Which lines in the records below contain the word "Linux"? Return each of them.

○ ○ ○

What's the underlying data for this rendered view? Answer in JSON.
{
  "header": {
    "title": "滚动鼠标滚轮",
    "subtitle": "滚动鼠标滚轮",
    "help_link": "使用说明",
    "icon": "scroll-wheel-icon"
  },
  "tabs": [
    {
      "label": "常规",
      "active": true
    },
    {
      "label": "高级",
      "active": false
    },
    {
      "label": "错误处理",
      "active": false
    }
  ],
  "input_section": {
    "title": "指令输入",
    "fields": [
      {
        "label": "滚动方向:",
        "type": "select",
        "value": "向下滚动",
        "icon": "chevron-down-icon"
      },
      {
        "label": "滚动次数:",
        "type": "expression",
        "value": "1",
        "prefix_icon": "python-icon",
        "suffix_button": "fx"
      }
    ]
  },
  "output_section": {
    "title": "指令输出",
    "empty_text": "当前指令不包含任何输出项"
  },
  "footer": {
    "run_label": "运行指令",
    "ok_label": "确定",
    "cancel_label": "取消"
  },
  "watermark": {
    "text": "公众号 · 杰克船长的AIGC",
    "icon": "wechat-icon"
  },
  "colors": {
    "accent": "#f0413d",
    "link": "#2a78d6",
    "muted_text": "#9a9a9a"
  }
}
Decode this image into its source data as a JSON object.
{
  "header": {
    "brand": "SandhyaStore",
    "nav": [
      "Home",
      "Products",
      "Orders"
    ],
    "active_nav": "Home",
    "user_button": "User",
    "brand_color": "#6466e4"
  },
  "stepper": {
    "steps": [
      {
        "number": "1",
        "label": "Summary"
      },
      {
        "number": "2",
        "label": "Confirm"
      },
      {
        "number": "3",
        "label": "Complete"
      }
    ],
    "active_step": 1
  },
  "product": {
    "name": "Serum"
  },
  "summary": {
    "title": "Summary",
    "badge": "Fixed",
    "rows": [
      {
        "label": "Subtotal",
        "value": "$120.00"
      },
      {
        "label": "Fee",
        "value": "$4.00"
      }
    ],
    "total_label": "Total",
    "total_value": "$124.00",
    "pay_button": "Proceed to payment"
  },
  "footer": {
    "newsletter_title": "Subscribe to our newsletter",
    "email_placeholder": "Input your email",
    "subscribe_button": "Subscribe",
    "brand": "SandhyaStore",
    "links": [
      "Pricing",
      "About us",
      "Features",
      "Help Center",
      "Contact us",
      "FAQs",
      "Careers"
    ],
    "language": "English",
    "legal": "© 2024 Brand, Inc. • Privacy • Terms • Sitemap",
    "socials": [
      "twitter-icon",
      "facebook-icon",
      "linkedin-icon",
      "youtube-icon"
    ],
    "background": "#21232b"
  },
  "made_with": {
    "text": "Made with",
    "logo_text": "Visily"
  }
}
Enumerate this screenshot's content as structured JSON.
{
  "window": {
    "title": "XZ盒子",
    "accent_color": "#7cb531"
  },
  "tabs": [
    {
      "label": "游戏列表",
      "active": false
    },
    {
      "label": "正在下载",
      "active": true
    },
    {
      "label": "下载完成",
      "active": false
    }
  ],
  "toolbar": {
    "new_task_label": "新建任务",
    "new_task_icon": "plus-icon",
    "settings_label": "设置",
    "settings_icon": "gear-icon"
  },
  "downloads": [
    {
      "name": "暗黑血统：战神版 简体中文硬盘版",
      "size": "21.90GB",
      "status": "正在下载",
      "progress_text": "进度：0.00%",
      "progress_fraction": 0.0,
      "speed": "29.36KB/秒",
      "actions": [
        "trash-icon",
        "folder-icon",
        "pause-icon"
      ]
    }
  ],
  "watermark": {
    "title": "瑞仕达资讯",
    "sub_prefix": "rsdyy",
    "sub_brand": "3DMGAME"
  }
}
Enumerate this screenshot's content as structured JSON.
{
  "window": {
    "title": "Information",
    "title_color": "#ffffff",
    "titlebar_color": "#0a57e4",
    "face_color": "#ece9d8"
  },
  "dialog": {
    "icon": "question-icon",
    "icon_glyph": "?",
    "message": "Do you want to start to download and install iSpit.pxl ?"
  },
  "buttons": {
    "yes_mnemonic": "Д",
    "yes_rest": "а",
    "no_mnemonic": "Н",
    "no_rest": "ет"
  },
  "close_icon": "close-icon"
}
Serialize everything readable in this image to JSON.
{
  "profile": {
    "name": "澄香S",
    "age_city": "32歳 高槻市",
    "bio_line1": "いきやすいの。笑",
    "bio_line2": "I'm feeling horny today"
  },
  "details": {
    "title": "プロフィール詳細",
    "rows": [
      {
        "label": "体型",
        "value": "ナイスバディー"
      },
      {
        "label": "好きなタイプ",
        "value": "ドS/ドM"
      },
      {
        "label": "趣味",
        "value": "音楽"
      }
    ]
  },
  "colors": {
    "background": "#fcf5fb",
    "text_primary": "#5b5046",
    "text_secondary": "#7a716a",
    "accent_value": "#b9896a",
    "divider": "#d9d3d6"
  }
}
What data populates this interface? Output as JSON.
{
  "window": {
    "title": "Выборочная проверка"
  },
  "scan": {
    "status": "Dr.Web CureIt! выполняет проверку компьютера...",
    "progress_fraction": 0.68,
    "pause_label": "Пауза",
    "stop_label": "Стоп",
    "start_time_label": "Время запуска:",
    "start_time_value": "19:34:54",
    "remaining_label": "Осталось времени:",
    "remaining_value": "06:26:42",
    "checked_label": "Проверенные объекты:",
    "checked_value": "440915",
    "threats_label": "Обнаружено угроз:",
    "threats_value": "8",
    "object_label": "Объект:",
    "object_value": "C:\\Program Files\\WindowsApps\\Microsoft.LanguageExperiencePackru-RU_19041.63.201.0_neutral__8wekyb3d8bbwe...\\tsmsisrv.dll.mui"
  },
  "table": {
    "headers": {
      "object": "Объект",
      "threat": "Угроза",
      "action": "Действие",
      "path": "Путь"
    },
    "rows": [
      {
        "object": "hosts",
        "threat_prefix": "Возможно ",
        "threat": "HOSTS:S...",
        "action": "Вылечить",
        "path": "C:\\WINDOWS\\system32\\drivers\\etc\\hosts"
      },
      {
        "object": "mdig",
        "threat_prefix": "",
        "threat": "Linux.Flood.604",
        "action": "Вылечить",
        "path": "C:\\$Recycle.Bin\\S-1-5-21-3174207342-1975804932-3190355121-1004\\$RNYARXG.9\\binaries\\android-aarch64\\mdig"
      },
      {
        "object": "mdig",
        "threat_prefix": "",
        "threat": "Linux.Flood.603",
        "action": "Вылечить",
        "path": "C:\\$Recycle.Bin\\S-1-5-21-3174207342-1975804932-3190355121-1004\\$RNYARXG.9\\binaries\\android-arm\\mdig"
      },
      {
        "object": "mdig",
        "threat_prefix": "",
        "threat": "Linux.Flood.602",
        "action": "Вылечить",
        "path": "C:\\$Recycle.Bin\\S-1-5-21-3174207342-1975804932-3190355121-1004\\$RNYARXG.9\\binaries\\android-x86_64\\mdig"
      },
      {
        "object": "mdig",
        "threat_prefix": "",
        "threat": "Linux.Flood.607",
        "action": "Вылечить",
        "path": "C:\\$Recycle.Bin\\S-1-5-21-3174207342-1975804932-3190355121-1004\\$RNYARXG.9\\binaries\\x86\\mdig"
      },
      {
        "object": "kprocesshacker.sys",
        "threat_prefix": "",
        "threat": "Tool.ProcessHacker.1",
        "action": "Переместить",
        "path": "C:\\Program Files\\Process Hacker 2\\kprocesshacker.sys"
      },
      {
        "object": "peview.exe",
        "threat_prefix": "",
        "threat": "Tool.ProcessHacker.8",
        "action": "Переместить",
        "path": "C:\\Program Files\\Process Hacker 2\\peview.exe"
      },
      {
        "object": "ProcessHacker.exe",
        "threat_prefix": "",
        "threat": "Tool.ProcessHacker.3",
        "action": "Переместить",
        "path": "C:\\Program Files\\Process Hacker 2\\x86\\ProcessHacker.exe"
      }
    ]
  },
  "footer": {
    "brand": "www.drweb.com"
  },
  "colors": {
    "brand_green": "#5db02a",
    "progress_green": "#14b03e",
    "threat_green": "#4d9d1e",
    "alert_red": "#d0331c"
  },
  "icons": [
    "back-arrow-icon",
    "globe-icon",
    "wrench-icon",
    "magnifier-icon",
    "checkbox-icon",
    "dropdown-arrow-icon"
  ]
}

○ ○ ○

● WRITTEN RESPONSE:
        "threat": "Linux.Flood.604",
        "threat": "Linux.Flood.603",
        "threat": "Linux.Flood.602",
        "threat": "Linux.Flood.607",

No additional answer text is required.